According to the league's player-tracking data, Smart is limiting opponents to 40.2 percent shooting from the field, or 3.5 percent below their season averages over the 21-game span since he returned to the starting lineup. That's a pronounced drop-off. As Celtics coach Brad Stevens told reporters at Wednesday's shootaround: “He was as ready defensively as any 20-year-old player could be. I would say that’s probably unusual."

Yes, it's easy to forget that Smart just turned 21 earlier this month. He detailed Wednesday how he made the 60-mile trek to Stillwater on Tuesday night to wish the Oklahoma State men's basketball team good luck before it left for its NCAA tournament appearance. Smart hopes the team can extract some revenge on Oregon, the team that upset Smart's squad in the opening round of the tournament during his freshman season.

For Smart, his main focus right now is on trying to get his new team into postseason play as well.

"I’m happy, but there’s still a lot of season left to play," he told reporters Wednesday. "I’m not satisfied right now. This team, we’re doing some things, but we’re still trying to accomplish something [bigger]."


A few more thoughts from Wednesday's loss in Oklahoma City:

• The Celtics shot themselves in the foot throughout Wednesday's loss to the Thunder. Despite being the most sure-handed team in the league recently, Boston turned the ball over 20 times, leading to 26 points. That included 12 first-half turnovers, which prevented Boston from fully capitalizing on shooting 64.1 percent from the field.

Boston also showed a rare lapse in composure late in the third quarter when the Thunder made their run. The Celtics had been up four with a little more than five minutes to play in the third quarter, but found themselves down 12 heading to the final frame.

"We didn’t balance poise and assertiveness well at the level you need to in order to win in this building and in a game they played that well," said Stevens.

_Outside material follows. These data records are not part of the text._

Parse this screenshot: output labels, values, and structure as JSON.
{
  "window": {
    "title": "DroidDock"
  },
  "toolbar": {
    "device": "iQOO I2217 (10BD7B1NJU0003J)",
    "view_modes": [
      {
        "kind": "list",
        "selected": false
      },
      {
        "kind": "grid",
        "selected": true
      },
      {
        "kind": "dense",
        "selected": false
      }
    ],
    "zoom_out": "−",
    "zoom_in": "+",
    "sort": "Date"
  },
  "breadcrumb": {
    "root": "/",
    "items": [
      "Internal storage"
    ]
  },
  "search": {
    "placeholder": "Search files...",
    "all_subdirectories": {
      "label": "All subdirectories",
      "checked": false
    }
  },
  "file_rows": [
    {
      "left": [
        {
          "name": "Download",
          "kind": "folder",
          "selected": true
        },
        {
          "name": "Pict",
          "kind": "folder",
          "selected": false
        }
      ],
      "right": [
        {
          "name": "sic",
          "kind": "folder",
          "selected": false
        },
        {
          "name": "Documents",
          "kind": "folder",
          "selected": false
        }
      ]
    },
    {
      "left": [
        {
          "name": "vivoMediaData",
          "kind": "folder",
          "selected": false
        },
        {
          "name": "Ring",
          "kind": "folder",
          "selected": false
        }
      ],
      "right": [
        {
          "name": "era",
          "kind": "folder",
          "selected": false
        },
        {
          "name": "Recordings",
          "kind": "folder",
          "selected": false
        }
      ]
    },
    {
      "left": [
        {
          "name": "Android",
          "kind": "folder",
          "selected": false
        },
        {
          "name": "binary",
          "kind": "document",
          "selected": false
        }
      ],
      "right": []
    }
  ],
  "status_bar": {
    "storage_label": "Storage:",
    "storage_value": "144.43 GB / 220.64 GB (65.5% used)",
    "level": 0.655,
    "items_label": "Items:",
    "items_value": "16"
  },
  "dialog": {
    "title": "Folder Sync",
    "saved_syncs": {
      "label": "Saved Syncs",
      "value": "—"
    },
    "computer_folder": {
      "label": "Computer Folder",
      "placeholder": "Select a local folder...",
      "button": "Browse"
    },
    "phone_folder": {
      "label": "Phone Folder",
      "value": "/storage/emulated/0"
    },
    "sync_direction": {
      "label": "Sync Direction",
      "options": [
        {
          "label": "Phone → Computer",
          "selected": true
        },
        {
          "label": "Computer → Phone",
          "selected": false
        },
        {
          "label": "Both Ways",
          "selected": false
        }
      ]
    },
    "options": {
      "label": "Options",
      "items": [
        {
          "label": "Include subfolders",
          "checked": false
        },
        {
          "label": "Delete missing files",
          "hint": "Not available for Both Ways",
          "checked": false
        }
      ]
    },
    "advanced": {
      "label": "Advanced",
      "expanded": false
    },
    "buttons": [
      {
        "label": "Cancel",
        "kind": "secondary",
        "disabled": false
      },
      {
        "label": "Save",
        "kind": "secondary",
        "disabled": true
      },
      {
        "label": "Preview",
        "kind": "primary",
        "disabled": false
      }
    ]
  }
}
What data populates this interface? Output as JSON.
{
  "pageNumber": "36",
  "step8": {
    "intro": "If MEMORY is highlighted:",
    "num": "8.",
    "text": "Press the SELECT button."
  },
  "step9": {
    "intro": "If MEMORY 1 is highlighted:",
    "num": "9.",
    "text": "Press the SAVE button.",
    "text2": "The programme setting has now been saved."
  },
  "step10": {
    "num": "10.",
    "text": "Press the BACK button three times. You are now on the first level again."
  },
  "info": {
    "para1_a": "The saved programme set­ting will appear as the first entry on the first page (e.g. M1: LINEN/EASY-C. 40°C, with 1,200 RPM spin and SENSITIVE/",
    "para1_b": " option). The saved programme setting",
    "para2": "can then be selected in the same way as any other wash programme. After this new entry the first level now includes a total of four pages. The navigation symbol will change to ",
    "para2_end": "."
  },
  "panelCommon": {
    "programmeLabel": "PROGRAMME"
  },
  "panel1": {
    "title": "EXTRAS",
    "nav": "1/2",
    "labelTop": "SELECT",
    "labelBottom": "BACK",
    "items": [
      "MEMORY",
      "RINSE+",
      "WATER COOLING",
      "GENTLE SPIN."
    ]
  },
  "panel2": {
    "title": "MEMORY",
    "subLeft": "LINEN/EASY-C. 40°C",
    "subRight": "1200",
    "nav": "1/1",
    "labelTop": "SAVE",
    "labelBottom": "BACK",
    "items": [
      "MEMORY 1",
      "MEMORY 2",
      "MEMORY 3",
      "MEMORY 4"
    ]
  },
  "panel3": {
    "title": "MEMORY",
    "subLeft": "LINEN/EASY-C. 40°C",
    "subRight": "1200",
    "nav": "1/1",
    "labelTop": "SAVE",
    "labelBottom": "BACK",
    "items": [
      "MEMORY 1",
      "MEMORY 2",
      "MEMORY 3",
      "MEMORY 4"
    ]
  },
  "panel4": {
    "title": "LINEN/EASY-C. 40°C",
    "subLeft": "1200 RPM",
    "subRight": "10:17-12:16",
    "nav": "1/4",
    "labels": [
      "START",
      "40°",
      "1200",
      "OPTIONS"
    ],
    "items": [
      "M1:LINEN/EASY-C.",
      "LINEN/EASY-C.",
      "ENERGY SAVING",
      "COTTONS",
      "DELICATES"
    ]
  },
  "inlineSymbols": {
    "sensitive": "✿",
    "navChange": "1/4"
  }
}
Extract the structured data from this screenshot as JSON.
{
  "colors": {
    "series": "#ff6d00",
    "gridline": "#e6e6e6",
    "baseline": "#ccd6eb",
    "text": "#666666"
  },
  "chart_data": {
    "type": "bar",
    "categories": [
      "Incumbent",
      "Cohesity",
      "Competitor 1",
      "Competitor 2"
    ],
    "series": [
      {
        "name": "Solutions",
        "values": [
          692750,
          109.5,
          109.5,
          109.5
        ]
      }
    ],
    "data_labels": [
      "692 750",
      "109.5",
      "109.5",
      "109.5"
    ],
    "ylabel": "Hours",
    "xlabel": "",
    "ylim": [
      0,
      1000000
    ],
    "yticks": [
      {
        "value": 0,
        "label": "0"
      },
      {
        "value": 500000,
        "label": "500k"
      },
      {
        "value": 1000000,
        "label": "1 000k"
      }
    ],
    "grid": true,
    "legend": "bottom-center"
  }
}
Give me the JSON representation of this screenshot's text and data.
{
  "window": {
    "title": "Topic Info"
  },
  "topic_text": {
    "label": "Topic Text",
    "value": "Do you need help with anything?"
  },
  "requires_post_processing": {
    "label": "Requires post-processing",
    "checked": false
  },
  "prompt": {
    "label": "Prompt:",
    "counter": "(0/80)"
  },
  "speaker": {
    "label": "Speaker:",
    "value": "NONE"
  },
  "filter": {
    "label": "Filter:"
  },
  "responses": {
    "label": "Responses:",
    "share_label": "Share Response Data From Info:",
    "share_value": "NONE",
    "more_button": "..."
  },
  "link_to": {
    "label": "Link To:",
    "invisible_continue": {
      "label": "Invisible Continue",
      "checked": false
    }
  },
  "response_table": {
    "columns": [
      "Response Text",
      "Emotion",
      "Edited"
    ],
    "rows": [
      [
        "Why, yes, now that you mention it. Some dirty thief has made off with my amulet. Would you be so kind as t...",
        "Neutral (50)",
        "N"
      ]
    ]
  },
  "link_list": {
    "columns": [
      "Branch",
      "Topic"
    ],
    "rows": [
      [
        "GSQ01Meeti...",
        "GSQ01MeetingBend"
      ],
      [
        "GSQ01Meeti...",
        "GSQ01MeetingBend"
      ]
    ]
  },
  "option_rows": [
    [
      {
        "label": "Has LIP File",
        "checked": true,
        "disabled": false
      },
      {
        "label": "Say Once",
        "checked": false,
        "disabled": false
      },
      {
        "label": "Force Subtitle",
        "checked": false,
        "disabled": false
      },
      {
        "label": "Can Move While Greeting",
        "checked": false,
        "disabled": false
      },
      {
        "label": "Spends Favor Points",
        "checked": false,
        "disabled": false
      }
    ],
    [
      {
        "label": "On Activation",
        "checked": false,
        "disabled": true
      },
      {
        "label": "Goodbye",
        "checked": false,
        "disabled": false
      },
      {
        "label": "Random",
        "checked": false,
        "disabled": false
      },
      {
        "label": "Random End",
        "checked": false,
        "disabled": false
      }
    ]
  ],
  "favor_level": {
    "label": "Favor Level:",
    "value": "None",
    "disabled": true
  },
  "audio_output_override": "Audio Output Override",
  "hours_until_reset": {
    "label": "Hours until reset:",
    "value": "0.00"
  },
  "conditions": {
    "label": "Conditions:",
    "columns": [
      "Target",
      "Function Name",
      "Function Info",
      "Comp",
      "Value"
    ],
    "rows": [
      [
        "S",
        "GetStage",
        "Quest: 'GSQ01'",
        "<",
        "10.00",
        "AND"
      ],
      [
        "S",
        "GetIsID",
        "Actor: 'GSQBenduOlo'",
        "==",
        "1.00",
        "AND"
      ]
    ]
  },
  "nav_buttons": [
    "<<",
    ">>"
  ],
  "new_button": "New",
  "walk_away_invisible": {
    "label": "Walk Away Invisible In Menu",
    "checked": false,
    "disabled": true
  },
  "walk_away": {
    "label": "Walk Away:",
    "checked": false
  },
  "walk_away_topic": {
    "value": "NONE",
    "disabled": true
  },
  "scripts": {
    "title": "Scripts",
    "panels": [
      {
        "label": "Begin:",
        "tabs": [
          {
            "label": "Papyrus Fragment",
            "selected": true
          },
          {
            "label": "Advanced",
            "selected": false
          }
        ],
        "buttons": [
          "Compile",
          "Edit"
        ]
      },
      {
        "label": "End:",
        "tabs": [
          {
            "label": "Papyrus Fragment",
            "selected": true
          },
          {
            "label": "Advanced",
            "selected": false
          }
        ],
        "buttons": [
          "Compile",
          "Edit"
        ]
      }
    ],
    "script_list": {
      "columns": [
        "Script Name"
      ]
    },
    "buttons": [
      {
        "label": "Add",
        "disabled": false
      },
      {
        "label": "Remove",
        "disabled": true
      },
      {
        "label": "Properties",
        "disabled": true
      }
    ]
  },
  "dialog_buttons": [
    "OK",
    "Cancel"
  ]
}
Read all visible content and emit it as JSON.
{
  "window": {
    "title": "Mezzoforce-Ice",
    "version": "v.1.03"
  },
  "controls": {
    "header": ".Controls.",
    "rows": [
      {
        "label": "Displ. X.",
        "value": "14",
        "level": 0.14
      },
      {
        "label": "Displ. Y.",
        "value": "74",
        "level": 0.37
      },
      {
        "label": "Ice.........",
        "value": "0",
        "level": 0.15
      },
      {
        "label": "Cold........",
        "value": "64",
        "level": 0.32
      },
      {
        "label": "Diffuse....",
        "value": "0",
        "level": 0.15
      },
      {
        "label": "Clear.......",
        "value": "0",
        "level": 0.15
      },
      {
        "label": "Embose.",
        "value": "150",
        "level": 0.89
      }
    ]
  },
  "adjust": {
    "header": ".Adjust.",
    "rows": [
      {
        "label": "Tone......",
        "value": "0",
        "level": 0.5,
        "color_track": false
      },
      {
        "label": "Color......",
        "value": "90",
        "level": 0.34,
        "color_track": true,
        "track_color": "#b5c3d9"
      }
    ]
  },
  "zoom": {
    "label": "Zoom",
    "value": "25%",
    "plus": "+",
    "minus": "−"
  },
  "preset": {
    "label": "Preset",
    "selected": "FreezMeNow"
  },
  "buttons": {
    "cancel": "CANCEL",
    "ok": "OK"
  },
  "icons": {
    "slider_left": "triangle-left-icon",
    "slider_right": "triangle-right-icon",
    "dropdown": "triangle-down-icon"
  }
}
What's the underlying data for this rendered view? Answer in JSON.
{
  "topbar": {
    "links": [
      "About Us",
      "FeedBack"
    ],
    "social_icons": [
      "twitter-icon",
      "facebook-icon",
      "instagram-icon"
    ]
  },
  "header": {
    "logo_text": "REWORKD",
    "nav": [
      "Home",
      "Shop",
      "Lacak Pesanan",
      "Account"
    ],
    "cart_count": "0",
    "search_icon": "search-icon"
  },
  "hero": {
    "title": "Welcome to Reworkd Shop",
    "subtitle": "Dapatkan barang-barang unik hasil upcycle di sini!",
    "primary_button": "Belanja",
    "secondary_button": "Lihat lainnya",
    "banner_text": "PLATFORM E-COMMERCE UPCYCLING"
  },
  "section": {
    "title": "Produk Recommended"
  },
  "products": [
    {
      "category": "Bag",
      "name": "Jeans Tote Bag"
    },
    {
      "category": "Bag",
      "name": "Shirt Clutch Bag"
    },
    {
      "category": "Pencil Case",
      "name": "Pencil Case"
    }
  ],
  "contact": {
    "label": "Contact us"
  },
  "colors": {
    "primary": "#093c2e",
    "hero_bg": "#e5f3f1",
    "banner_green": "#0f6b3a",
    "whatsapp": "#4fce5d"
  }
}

The Celtics' defense had been noticeably stout recently, but Oklahoma City's 40-point third-quarter explains the end result. The Thunder also shot 39 free throws -- 22 alone by Westbrook. That helped Oklahoma City put a lot of points on the scoreboard and Boston struggled to keep up as the game slipped away in the second half.

Kelly Olynyk, who has seemed hesitant offensively since returning from an ankle injury, had his best offensive game in a while by scoring 20 points on 7-of-13 shooting over 23 minutes. Olynyk wasn't perfect, but he showed less hesitation with back-to-back 3-pointers during one second-quarter stretch, then went hard at the basket at times later in the game. ... From the opposite end of the spectrum, nothing went right for Phil Pressey. The second-year guard finished with two points on 0-for-6 shooting and had five fouls over 13:24. After being a steadying presence recently, Pressey struggled to get the offense in sync when he was on the court Wednesday and seemed to lose a bit of his own composure when the whistles started going against him.

• The Celtics got some help as both Indiana and Milwaukee lost on Wednesday evening. Miami won and now sits alone in the seventh seed, while Boston currently holds the eighth seed by virtue of the head-to-head tie-breaker over Indiana.